The entries below should be repeated exactly, with no pictures carried over.

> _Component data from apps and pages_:
>>>>

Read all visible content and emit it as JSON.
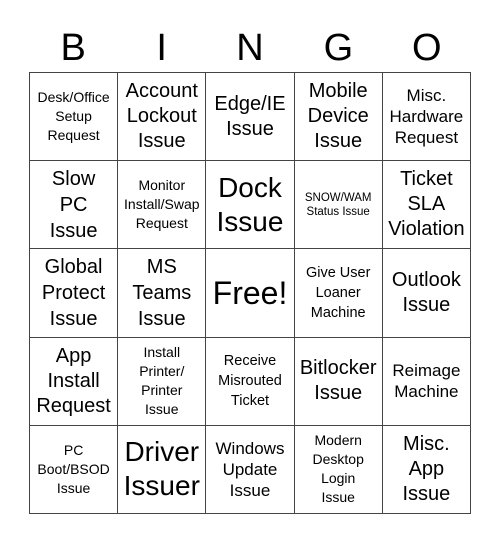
{
  "header": {
    "letters": [
      "B",
      "I",
      "N",
      "G",
      "O"
    ]
  },
  "cells": [
    {
      "text": "Desk/Office\nSetup\nRequest",
      "size": "s-sm"
    },
    {
      "text": "Account\nLockout\nIssue",
      "size": "s-lg"
    },
    {
      "text": "Edge/IE\nIssue",
      "size": "s-lg"
    },
    {
      "text": "Mobile\nDevice\nIssue",
      "size": "s-lg"
    },
    {
      "text": "Misc.\nHardware\nRequest",
      "size": "s-md"
    },
    {
      "text": "Slow\nPC\nIssue",
      "size": "s-lg2"
    },
    {
      "text": "Monitor\nInstall/Swap\nRequest",
      "size": "s-sm"
    },
    {
      "text": "Dock\nIssue",
      "size": "s-xl"
    },
    {
      "text": "SNOW/WAM\nStatus Issue",
      "size": "s-xs"
    },
    {
      "text": "Ticket\nSLA\nViolation",
      "size": "s-lg"
    },
    {
      "text": "Global\nProtect\nIssue",
      "size": "s-lg2"
    },
    {
      "text": "MS\nTeams\nIssue",
      "size": "s-lg2"
    },
    {
      "text": "Free!",
      "size": "s-xxl"
    },
    {
      "text": "Give User\nLoaner\nMachine",
      "size": "s-sm2"
    },
    {
      "text": "Outlook\nIssue",
      "size": "s-lg"
    },
    {
      "text": "App\nInstall\nRequest",
      "size": "s-lg"
    },
    {
      "text": "Install\nPrinter/\nPrinter\nIssue",
      "size": "s-sm"
    },
    {
      "text": "Receive\nMisrouted\nTicket",
      "size": "s-sm2"
    },
    {
      "text": "Bitlocker\nIssue",
      "size": "s-lg"
    },
    {
      "text": "Reimage\nMachine",
      "size": "s-md"
    },
    {
      "text": "PC\nBoot/BSOD\nIssue",
      "size": "s-sm"
    },
    {
      "text": "Driver\nIssuer",
      "size": "s-xl"
    },
    {
      "text": "Windows\nUpdate\nIssue",
      "size": "s-md"
    },
    {
      "text": "Modern\nDesktop\nLogin\nIssue",
      "size": "s-sm"
    },
    {
      "text": "Misc.\nApp\nIssue",
      "size": "s-lg"
    }
  ]
}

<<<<

> _Response to this task_:
Read all visible content and emit it as JSON.
{
  "header": {
    "letters": [
      "B",
      "I",
      "N",
      "G",
      "O"
    ]
  },
  "cells": [
    {
      "text": "Desk/Office\nSetup\nRequest",
      "size": "s-sm"
    },
    {
      "text": "Account\nLockout\nIssue",
      "size": "s-lg"
    },
    {
      "text": "Edge/IE\nIssue",
      "size": "s-lg"
    },
    {
      "text": "Mobile\nDevice\nIssue",
      "size": "s-lg"
    },
    {
      "text": "Misc.\nHardware\nRequest",
      "size": "s-md"
    },
    {
      "text": "Slow\nPC\nIssue",
      "size": "s-lg2"
    },
    {
      "text": "Monitor\nInstall/Swap\nRequest",
      "size": "s-sm"
    },
    {
      "text": "Dock\nIssue",
      "size": "s-xl"
    },
    {
      "text": "SNOW/WAM\nStatus Issue",
      "size": "s-xs"
    },
    {
      "text": "Ticket\nSLA\nViolation",
      "size": "s-lg"
    },
    {
      "text": "Global\nProtect\nIssue",
      "size": "s-lg2"
    },
    {
      "text": "MS\nTeams\nIssue",
      "size": "s-lg2"
    },
    {
      "text": "Free!",
      "size": "s-xxl"
    },
    {
      "text": "Give User\nLoaner\nMachine",
      "size": "s-sm2"
    },
    {
      "text": "Outlook\nIssue",
      "size": "s-lg"
    },
    {
      "text": "App\nInstall\nRequest",
      "size": "s-lg"
    },
    {
      "text": "Install\nPrinter/\nPrinter\nIssue",
      "size": "s-sm"
    },
    {
      "text": "Receive\nMisrouted\nTicket",
      "size": "s-sm2"
    },
    {
      "text": "Bitlocker\nIssue",
      "size": "s-lg"
    },
    {
      "text": "Reimage\nMachine",
      "size": "s-md"
    },
    {
      "text": "PC\nBoot/BSOD\nIssue",
      "size": "s-sm"
    },
    {
      "text": "Driver\nIssuer",
      "size": "s-xl"
    },
    {
      "text": "Windows\nUpdate\nIssue",
      "size": "s-md"
    },
    {
      "text": "Modern\nDesktop\nLogin\nIssue",
      "size": "s-sm"
    },
    {
      "text": "Misc.\nApp\nIssue",
      "size": "s-lg"
    }
  ]
}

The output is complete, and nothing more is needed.